Easter is a great time to welcome spring, regardless of your religious views. We are welcoming new grass, buds on trees, flowers peeking up from the ground. We also welcome many things in our house. Most of these are great for us (candy, flowers, delicious food) but not all of them are great for our pets. So, what do we need to be cautious of this Easter season?
The first and most important are lilies. Lilies are the quintessential Easter flower, and are extremely toxic to cats. Lilies of all varieties are toxic to cats, including Easter lilies. The leaves, flowers, stalks and even pollen (!!) can cause irreversible kidney damage. Most cats are too smart to eat flowers, but many are curious enough to rub their face on them.
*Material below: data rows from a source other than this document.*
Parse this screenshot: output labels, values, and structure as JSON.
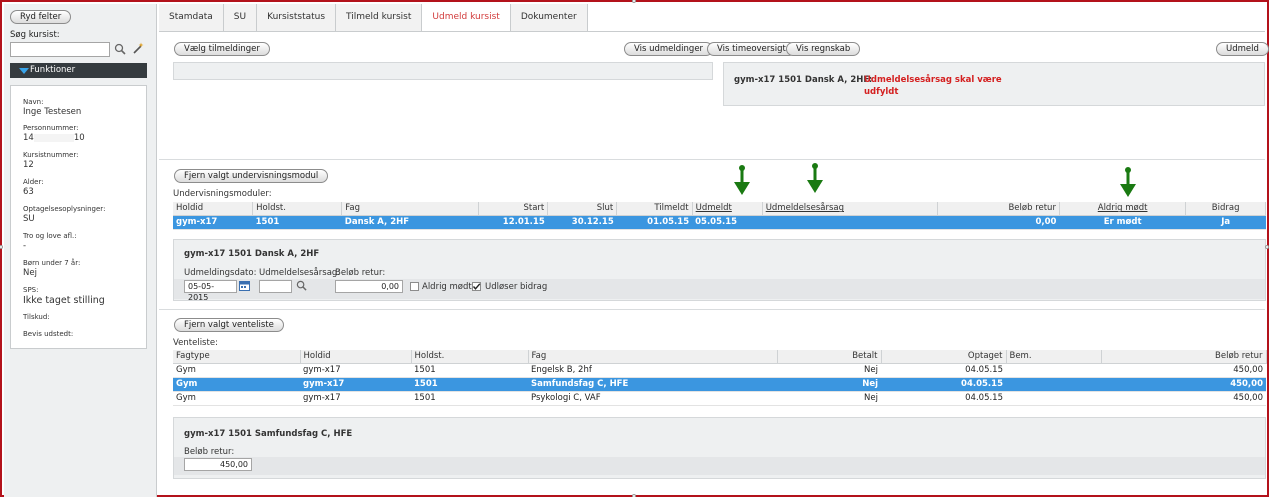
{
  "sidebar": {
    "clear_button": "Ryd felter",
    "search_label": "Søg kursist:",
    "search_value": "",
    "functions_label": "Funktioner",
    "fields": [
      {
        "key": "Navn:",
        "value": "Inge Testesen"
      },
      {
        "key": "Personnummer:",
        "value_prefix": "14",
        "value_suffix": "10"
      },
      {
        "key": "Kursistnummer:",
        "value": "12"
      },
      {
        "key": "Alder:",
        "value": "63"
      },
      {
        "key": "Optagelsesoplysninger:",
        "value": "SU"
      },
      {
        "key": "Tro og love afl.:",
        "value": "-"
      },
      {
        "key": "Børn under 7 år:",
        "value": "Nej"
      },
      {
        "key": "SPS:",
        "value": "Ikke taget stilling"
      },
      {
        "key": "Tilskud:",
        "value": ""
      },
      {
        "key": "Bevis udstedt:",
        "value": ""
      }
    ]
  },
  "tabs": [
    {
      "label": "Stamdata",
      "active": false
    },
    {
      "label": "SU",
      "active": false
    },
    {
      "label": "Kursiststatus",
      "active": false
    },
    {
      "label": "Tilmeld kursist",
      "active": false
    },
    {
      "label": "Udmeld kursist",
      "active": true
    },
    {
      "label": "Dokumenter",
      "active": false
    }
  ],
  "toolbar": {
    "select_registrations": "Vælg tilmeldinger",
    "show_deregistrations": "Vis udmeldinger",
    "show_hours": "Vis timeoversigt",
    "show_accounts": "Vis regnskab",
    "deregister": "Udmeld"
  },
  "message": {
    "context": "gym-x17 1501 Dansk A, 2HF:",
    "error_line1": "Udmeldelsesårsag skal være",
    "error_line2": "udfyldt",
    "error_color": "#d42020"
  },
  "modules": {
    "remove_button": "Fjern valgt undervisningsmodul",
    "label": "Undervisningsmoduler:",
    "columns": [
      "Holdid",
      "Holdst.",
      "Fag",
      "Start",
      "Slut",
      "Tilmeldt",
      "Udmeldt",
      "Udmeldelsesårsag",
      "Beløb retur",
      "Aldrig mødt",
      "Bidrag"
    ],
    "rows": [
      [
        "gym-x17",
        "1501",
        "Dansk A, 2HF",
        "12.01.15",
        "30.12.15",
        "01.05.15",
        "05.05.15",
        "",
        "0,00",
        "Er mødt",
        "Ja"
      ]
    ]
  },
  "detail1": {
    "title": "gym-x17 1501 Dansk A, 2HF",
    "date_label": "Udmeldingsdato:",
    "date_value": "05-05-2015",
    "reason_label": "Udmeldelsesårsag:",
    "reason_value": "",
    "amount_label": "Beløb retur:",
    "amount_value": "0,00",
    "never_attended_label": "Aldrig mødt",
    "never_attended_checked": false,
    "triggers_contribution_label": "Udløser bidrag",
    "triggers_contribution_checked": true
  },
  "waitlist": {
    "remove_button": "Fjern valgt venteliste",
    "label": "Venteliste:",
    "columns": [
      "Fagtype",
      "Holdid",
      "Holdst.",
      "Fag",
      "Betalt",
      "Optaget",
      "Bem.",
      "Beløb retur"
    ],
    "rows": [
      [
        "Gym",
        "gym-x17",
        "1501",
        "Engelsk B, 2hf",
        "Nej",
        "04.05.15",
        "",
        "450,00"
      ],
      [
        "Gym",
        "gym-x17",
        "1501",
        "Samfundsfag C, HFE",
        "Nej",
        "04.05.15",
        "",
        "450,00"
      ],
      [
        "Gym",
        "gym-x17",
        "1501",
        "Psykologi C, VAF",
        "Nej",
        "04.05.15",
        "",
        "450,00"
      ]
    ],
    "selected_index": 1
  },
  "detail2": {
    "title": "gym-x17 1501 Samfundsfag C, HFE",
    "amount_label": "Beløb retur:",
    "amount_value": "450,00"
  },
  "icons": {
    "search": "magnifier-icon",
    "wand": "magic-wand-icon",
    "calendar": "calendar-icon",
    "annotation_arrow": "green-down-arrow-icon"
  },
  "colors": {
    "accent_blue": "#3b96e0",
    "frame_red": "#b3121b",
    "active_tab": "#d23c3c",
    "arrow_green": "#1a7a12"
  }
}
It is a rare cat that is not tempted to knock a vase over and sample the water, and even a sip of the water from them is toxic. The amount of pollen that transfers as cats groom themselves can be deadly. Any lilies from the families Lilium or Hemerocallis are extremely toxic and should be avoided. Though lilies are beautiful, if you have cats in the house pick a different type of flower. Whenever I see pictures of cats posing next to gorgeous bouquets I just about lose my mind. If you aren’t confident about leaving lilies out of the bouquet, just skip.
Cats aren’t the only ones at risk on this holiday, but since our dogs are the typical food stealers/indiscriminate eaters, the cats often get forgotten about. This is one case where the cats have the most to lose.
Dogs who eat a large high-fat meal are extremely prone to developing pancreatitis. This is a complicated disease that is often treated with hospitalization and fluids. What might these high-fat meals be? Certainly an Easter ham, lamb or roast would qualify. And, although we always think we are paying attention, it only takes a couple of minutes of welcoming a guest for a sly dog to eat some roast. It also only takes one guest sneaking your dog pieces of meat or gravy to push them over the edge.
We all know that chocolate is toxic to pets, but Easter gives a chance to have baskets of it all over. All over. Eggs that are hidden particularly well may be passed over by humans, but picked up by keen-scenting dogs.
Chocolate is so tempting that often our dogs can jump up to get it, even if it is “out of reach.” Remember that chairs, stairs and step stools can be used by our dogs as well. And, remember when we talked about how cats love to knock things onto the floor? This is no exception. Make sure all Easter baskets are kept well out of reach of pets. This is especially important after they’ve been broken into and been forgotten about in a temporary sugar coma. Make sure to discuss with your kids how important it is to keep Easter baskets out of pet territory. Chocolate-toxicity effects can range from vomiting and diarrhea to kidney failure, seizures and death.
While it may seem strange, candy with artificial sweeteners is even more toxic. Our pets are not equipped to metabolize this, and it can cause drastic spikes in their blood sugar. In addition to life-threatening hypoglycemia, it can also cause liver failure. This includes all artificial sweeteners to some degree, but xylitol (which is found in many types of gum) is the worst.
Easter grass is another danger that isn’t always thought about. In the same manner as tinsel, Easter grass waves in the wind, is fun to chase, and can be sparkly. Every component of it is delightful to cats, except what happens after they eat it. Lucky cats simply have some colorful poop for a few days, but unlucky cats can develop serious intestinal issues. They often require surgical removal. Real planted grass and tissue paper are great alternatives, though, if we are honest, most kids don’t care about what is under their candy as long as candy is there!
The last thing to remember is that animals are NOT presents. Chicks, ducklings, and bunnies grow up into pets that need ongoing care. These often get neglected and end up dying even if the intentions started out well. Please stick to the plush versions that don’t suffer if they get forgotten about, and are much less messy, anyway!